Extract, from the records beneath this instruction, each line that contains the word "circle".
----- Data records -----
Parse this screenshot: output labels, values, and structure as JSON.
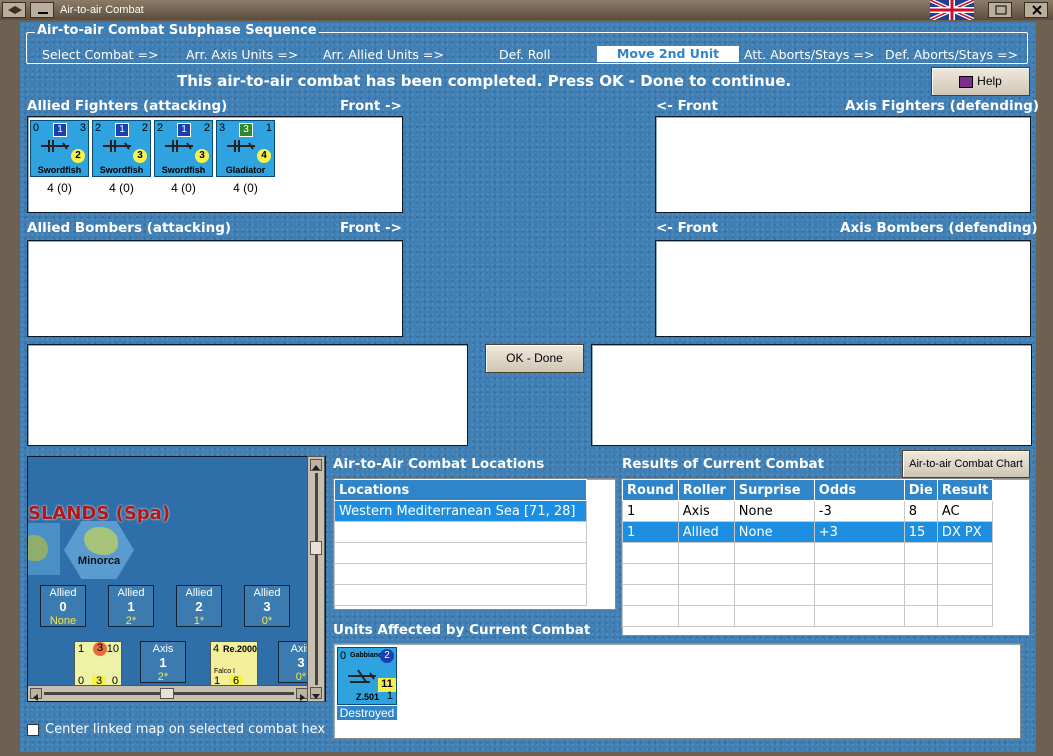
{
  "window": {
    "title": "Air-to-air Combat"
  },
  "sequence": {
    "title": "Air-to-air Combat Subphase Sequence",
    "steps": [
      "Select Combat =>",
      "Arr. Axis Units =>",
      "Arr. Allied Units =>",
      "Def. Roll",
      "Move 2nd Unit",
      "Att. Aborts/Stays =>",
      "Def. Aborts/Stays =>"
    ],
    "active": "Move 2nd Unit"
  },
  "status": "This air-to-air combat has been completed.  Press OK - Done to continue.",
  "help_label": "Help",
  "labels": {
    "allied_fighters": "Allied Fighters (attacking)",
    "front_right": "Front ->",
    "front_left": "<- Front",
    "axis_fighters": "Axis Fighters (defending)",
    "allied_bombers": "Allied Bombers (attacking)",
    "axis_bombers": "Axis Bombers (defending)",
    "locations_heading": "Air-to-Air Combat Locations",
    "results_heading": "Results of Current Combat",
    "affected_heading": "Units Affected by Current Combat"
  },
  "ok_label": "OK - Done",
  "chart_button": "Air-to-air Combat Chart",
  "allied_fighters": [
    {
      "left": "0",
      "center": "1",
      "right": "3",
      "name": "Swordfish",
      "circle": "2",
      "count": "4 (0)"
    },
    {
      "left": "2",
      "center": "1",
      "right": "2",
      "name": "Swordfish",
      "circle": "3",
      "count": "4 (0)"
    },
    {
      "left": "2",
      "center": "1",
      "right": "2",
      "name": "Swordfish",
      "circle": "3",
      "count": "4 (0)"
    },
    {
      "left": "3",
      "center": "3",
      "right": "1",
      "name": "Gladiator",
      "circle": "4",
      "count": "4 (0)"
    }
  ],
  "locations": {
    "header": "Locations",
    "rows": [
      "Western Mediterranean Sea [71, 28]"
    ]
  },
  "results": {
    "columns": [
      "Round",
      "Roller",
      "Surprise",
      "Odds",
      "Die",
      "Result"
    ],
    "rows": [
      [
        "1",
        "Axis",
        "None",
        "-3",
        "8",
        "AC"
      ],
      [
        "1",
        "Allied",
        "None",
        "+3",
        "15",
        "DX PX"
      ]
    ]
  },
  "affected": {
    "left": "0",
    "name": "Gabbiano",
    "circle": "2",
    "value": "11",
    "code": "Z.501",
    "bottom": "1",
    "status": "Destroyed"
  },
  "map": {
    "region": "SLANDS (Spa)",
    "island": "Minorca",
    "allied_cells": [
      {
        "t": "Allied",
        "n": "0",
        "v": "None"
      },
      {
        "t": "Allied",
        "n": "1",
        "v": "2*"
      },
      {
        "t": "Allied",
        "n": "2",
        "v": "1*"
      },
      {
        "t": "Allied",
        "n": "3",
        "v": "0*"
      }
    ],
    "axis_cells": [
      {
        "t": "Axis",
        "n": "1",
        "v": "2*"
      },
      {
        "t": "Axis",
        "n": "3",
        "v": "0*"
      }
    ],
    "counter1": {
      "tl": "1",
      "tm": "3",
      "tr": "10",
      "bl": "0",
      "bm": "3",
      "br": "0"
    },
    "counter2": {
      "tl": "4",
      "name": "Re.2000",
      "sub": "Falco I",
      "bl": "1",
      "bm": "6"
    }
  },
  "center_map": "Center linked map on selected combat hex",
  "colors": {
    "field": "#3f7fb4",
    "unit": "#2ea3df",
    "header": "#2f85c8",
    "selected": "#1e8fe0"
  }
}
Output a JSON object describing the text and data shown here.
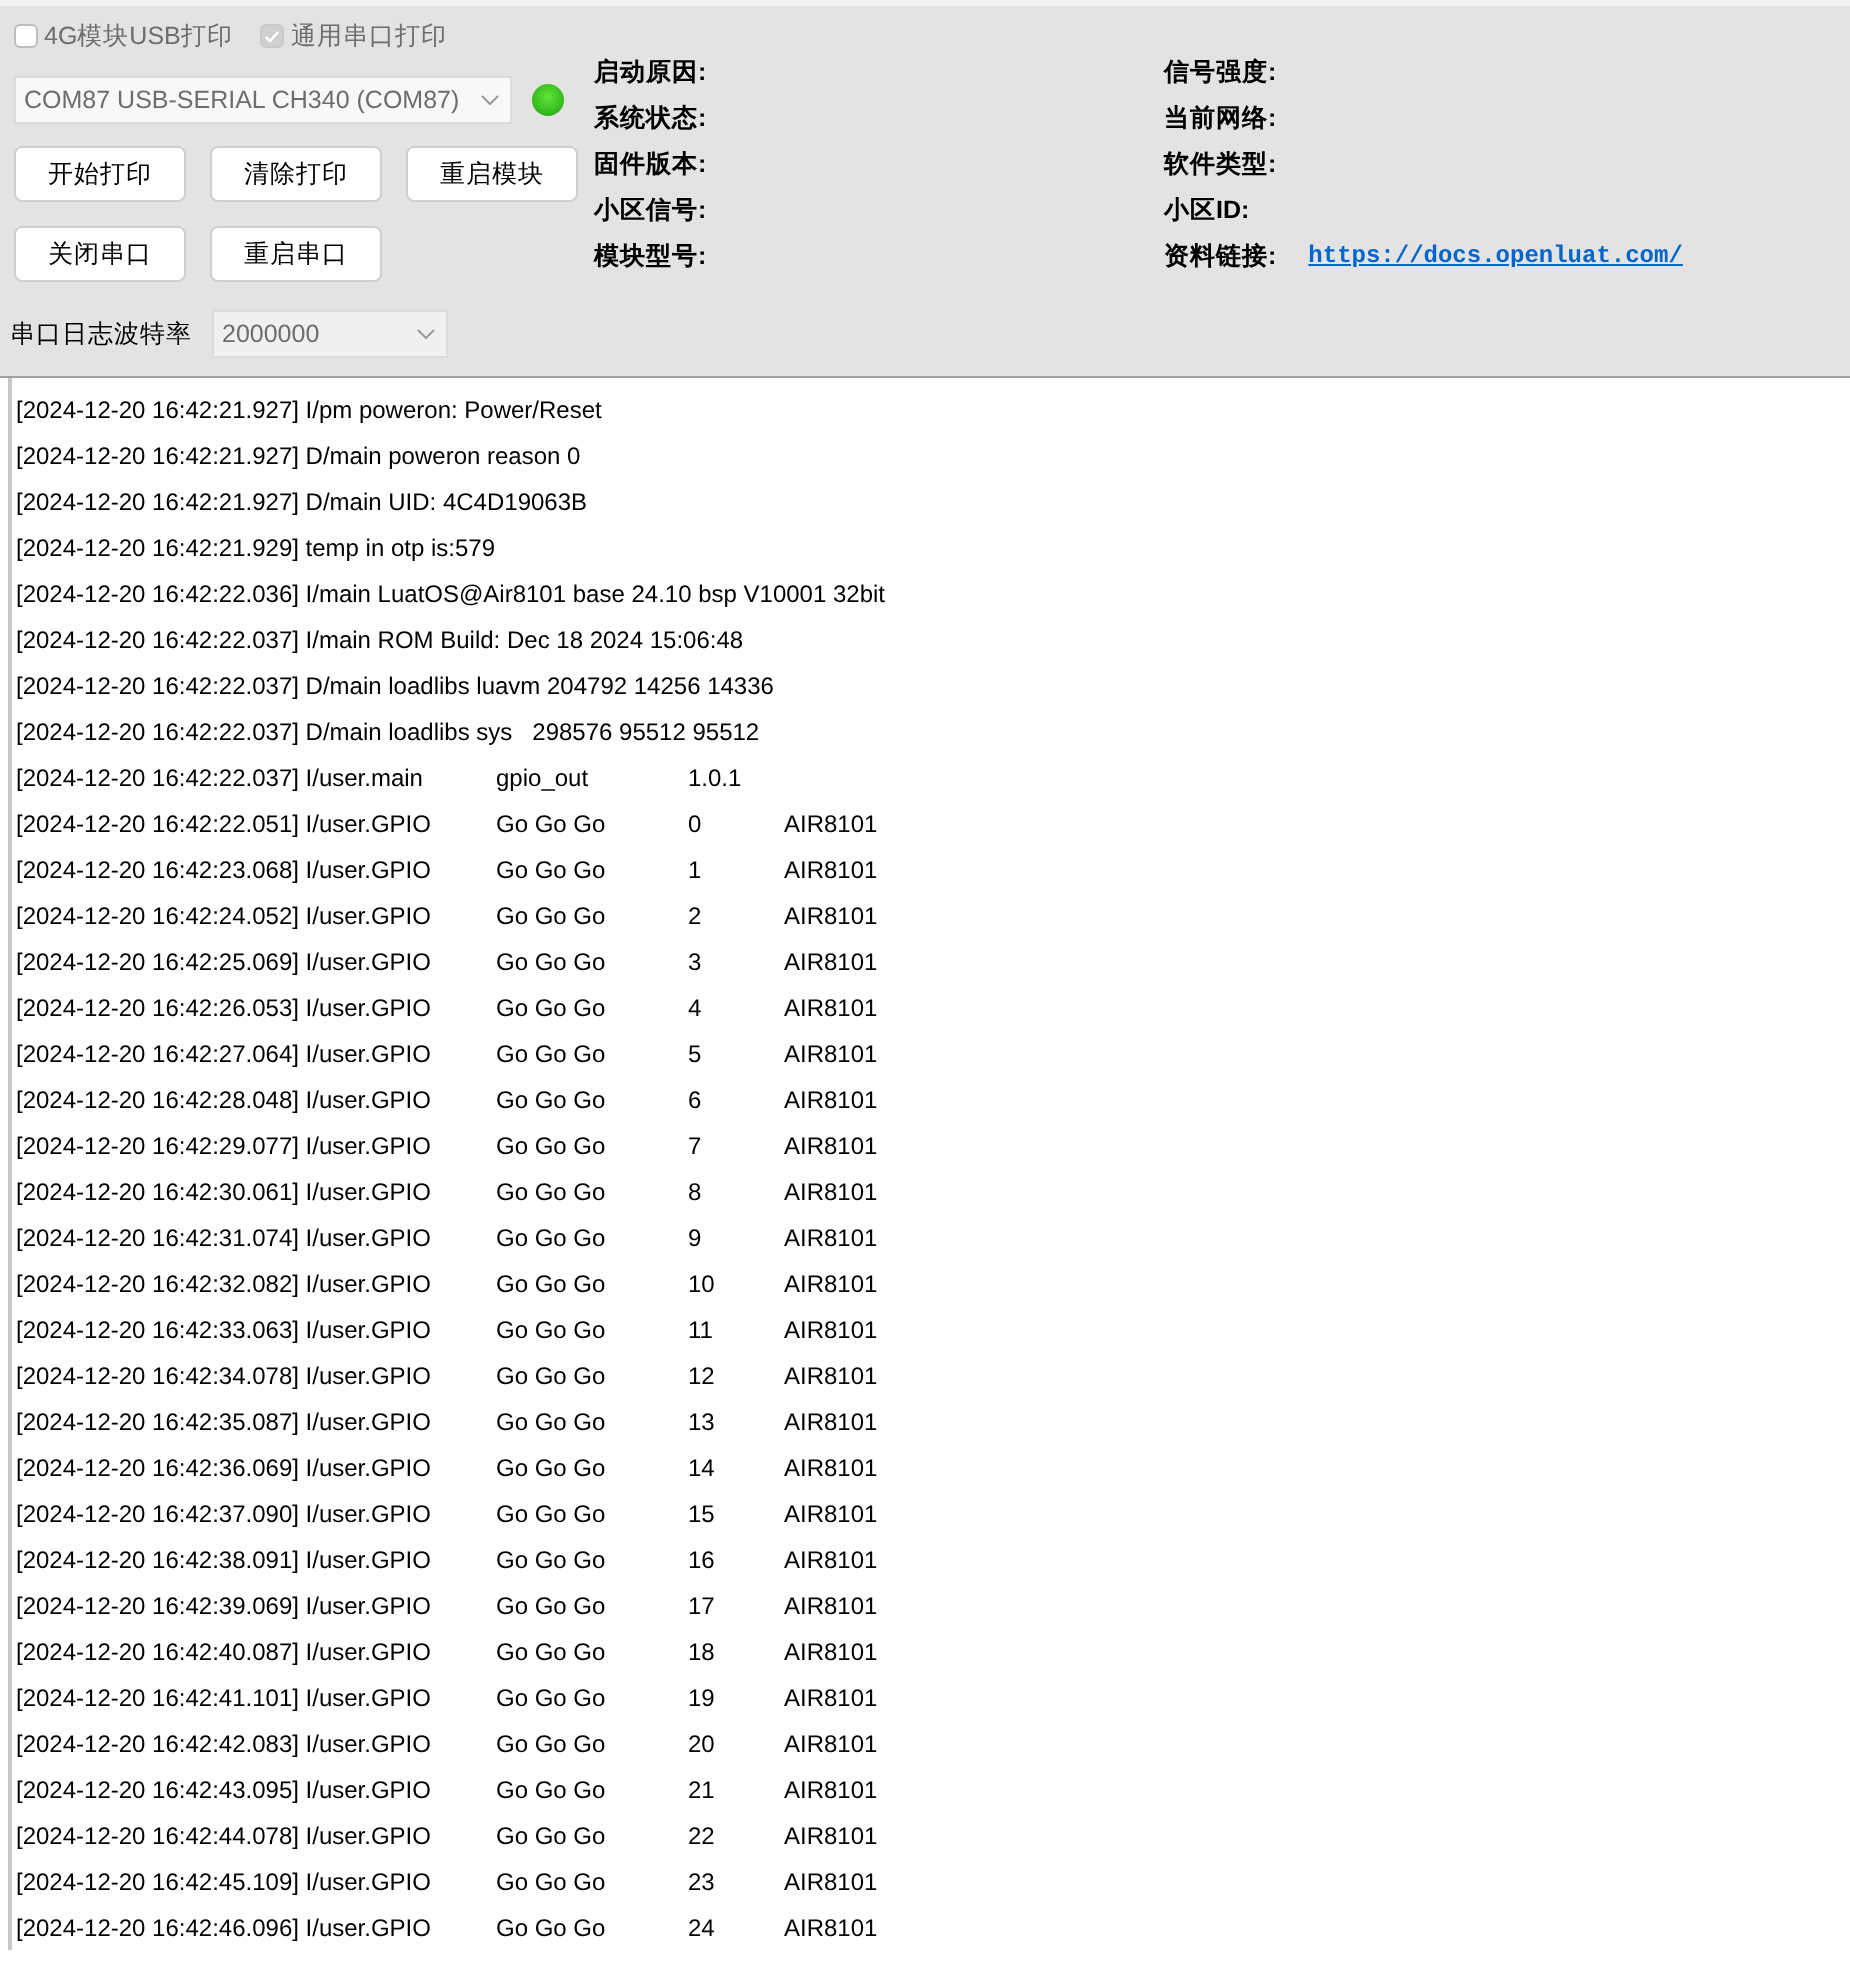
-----
## Answer below
      "circle": "2",
      "circle": "3",
      "circle": "3",
      "circle": "4",
    "circle": "2",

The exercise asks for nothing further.